Soldiers guarded natural gas fields and refineries across Bolivia after President Evo Morales on Monday ordered the sector nationalized, threatening to evict foreign companies unless they cede control over production within six months.
Morales' announcement fulfilled an election promise. Reconquering ownership of Bolivia's natural resources, he said, was "a fundamental means for recovering our sovereignty."
The bold stroke solidifies Morales' role along with Venezuela's Hugo Chavez and Cuba's Fidel Castro in Latin America's new axis of populist leaders opposed to US and corporate influence in the region.
About 100 soldiers peacefully took control of the Palmasola refinery in the eastern city of Santa Cruz, some carrying submachine guns, others anti-riot gear. Most stood in front of the gates of the refinery, which is run by Brazil's Petroleo Brasileiro SA, or Petrobras.

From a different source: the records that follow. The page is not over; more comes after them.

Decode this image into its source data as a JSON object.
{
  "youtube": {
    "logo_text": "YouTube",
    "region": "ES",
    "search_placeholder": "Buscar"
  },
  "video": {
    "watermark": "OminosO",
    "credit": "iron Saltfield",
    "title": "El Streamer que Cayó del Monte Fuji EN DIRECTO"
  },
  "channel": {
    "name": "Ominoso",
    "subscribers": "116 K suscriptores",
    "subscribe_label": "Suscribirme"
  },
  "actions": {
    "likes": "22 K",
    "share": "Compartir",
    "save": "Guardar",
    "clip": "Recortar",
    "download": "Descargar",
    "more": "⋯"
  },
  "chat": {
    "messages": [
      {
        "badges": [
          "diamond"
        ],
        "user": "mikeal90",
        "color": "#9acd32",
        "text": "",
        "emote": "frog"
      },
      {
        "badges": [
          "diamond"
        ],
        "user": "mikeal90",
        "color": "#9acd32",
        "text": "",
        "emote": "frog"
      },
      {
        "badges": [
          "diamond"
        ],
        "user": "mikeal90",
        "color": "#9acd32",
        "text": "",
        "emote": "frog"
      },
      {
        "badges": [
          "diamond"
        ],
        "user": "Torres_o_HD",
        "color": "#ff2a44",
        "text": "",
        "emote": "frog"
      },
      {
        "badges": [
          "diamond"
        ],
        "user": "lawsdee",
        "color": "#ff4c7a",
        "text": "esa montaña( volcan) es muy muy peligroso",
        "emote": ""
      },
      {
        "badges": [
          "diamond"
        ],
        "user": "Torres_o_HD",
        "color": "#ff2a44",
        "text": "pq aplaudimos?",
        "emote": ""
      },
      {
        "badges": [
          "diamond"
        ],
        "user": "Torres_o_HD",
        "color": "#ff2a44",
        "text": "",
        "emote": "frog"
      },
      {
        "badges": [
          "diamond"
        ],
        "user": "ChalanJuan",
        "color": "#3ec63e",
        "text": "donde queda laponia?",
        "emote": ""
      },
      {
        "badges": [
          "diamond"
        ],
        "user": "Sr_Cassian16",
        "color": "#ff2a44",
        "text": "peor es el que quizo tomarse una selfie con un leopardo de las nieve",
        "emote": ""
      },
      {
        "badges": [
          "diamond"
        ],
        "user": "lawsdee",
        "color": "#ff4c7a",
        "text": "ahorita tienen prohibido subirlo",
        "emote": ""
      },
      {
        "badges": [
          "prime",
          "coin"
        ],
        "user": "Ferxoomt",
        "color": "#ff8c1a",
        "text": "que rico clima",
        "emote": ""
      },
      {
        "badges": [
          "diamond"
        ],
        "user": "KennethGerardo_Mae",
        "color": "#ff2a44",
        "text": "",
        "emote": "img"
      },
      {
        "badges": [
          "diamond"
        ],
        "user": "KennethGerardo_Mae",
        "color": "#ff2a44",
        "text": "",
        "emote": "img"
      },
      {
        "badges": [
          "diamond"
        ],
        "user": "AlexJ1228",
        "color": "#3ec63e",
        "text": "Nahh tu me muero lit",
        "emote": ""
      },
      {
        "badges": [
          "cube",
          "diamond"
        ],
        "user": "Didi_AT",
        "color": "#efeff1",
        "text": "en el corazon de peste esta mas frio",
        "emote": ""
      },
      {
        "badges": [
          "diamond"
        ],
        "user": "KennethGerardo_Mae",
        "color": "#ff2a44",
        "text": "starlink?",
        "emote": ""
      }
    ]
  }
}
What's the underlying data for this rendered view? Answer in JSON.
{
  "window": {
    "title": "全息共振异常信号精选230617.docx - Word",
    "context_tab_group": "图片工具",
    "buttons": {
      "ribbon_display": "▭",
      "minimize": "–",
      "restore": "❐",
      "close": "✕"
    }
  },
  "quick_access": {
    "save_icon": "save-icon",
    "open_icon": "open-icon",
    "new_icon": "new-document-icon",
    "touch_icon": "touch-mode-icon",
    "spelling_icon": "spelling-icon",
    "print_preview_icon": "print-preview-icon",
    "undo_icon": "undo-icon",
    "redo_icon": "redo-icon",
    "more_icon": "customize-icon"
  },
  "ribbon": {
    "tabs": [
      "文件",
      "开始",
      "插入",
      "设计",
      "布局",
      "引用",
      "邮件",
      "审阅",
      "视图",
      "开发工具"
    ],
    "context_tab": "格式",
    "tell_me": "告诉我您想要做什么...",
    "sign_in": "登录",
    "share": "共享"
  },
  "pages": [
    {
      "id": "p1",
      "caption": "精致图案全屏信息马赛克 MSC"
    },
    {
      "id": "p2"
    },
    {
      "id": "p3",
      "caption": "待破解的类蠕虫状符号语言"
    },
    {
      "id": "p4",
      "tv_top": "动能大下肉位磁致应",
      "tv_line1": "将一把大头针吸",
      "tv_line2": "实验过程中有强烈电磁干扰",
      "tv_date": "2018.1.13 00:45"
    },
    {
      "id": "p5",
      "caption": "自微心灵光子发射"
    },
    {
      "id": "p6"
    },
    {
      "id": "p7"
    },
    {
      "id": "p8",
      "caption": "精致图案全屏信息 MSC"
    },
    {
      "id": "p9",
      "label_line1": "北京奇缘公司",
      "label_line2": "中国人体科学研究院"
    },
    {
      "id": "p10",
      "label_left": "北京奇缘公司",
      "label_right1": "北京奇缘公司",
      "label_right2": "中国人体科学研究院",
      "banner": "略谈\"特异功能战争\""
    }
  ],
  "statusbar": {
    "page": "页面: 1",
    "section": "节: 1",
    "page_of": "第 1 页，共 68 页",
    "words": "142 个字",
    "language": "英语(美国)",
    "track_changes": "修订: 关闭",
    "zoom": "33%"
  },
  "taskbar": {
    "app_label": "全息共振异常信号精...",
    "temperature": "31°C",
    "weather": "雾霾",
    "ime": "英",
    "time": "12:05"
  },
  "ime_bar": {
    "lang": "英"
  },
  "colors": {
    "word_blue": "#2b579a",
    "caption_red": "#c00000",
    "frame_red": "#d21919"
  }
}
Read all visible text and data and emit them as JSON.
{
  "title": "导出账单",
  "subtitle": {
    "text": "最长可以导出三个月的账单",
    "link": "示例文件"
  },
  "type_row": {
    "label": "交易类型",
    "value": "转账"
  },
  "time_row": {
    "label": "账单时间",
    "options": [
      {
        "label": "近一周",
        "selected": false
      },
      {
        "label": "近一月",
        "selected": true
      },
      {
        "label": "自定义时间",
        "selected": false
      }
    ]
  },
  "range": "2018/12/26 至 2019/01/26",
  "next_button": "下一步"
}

"Our mission is to guarantee the normal operations" of the refinery, said unit commander Captain Jorge Lenz.
The government said soldiers and engineers were sent to 56 locations around the country -- including gas fields tapped by foreign companies -- including Britain's BG Group and BP, Brazil's Petrobras, Spanish-Argentine Repsol, France's Total and US-based Exxon Mobil.
The companies have six months to agree to new contracts or leave Bolivia.
"The looting by the foreign companies has ended," Morales, Bolivia's first Indian president, said in a speech at the San Alberto field, in the southern state of Tajira, which Petrobras operates in association with Repsol and Total.
Morales added that the nationalization of the hydrocarbons sector "was just the beginning, because tomorrow it will be the mines, the forest resources and the land."
Bolivia has South America's second-largest natural gas reserves after Venezuela.
Bolivia's decision to nationalize its natural gas fields may hurt world energy markets, EU officials said yesterday.
While EU nations import little or no natural gas from the South American country, EU spokesman Ferran Tarradellas Espuny said the move "may have a negative impact on markets, because the markets are now subject to considerable pressure as far as prices are concerned."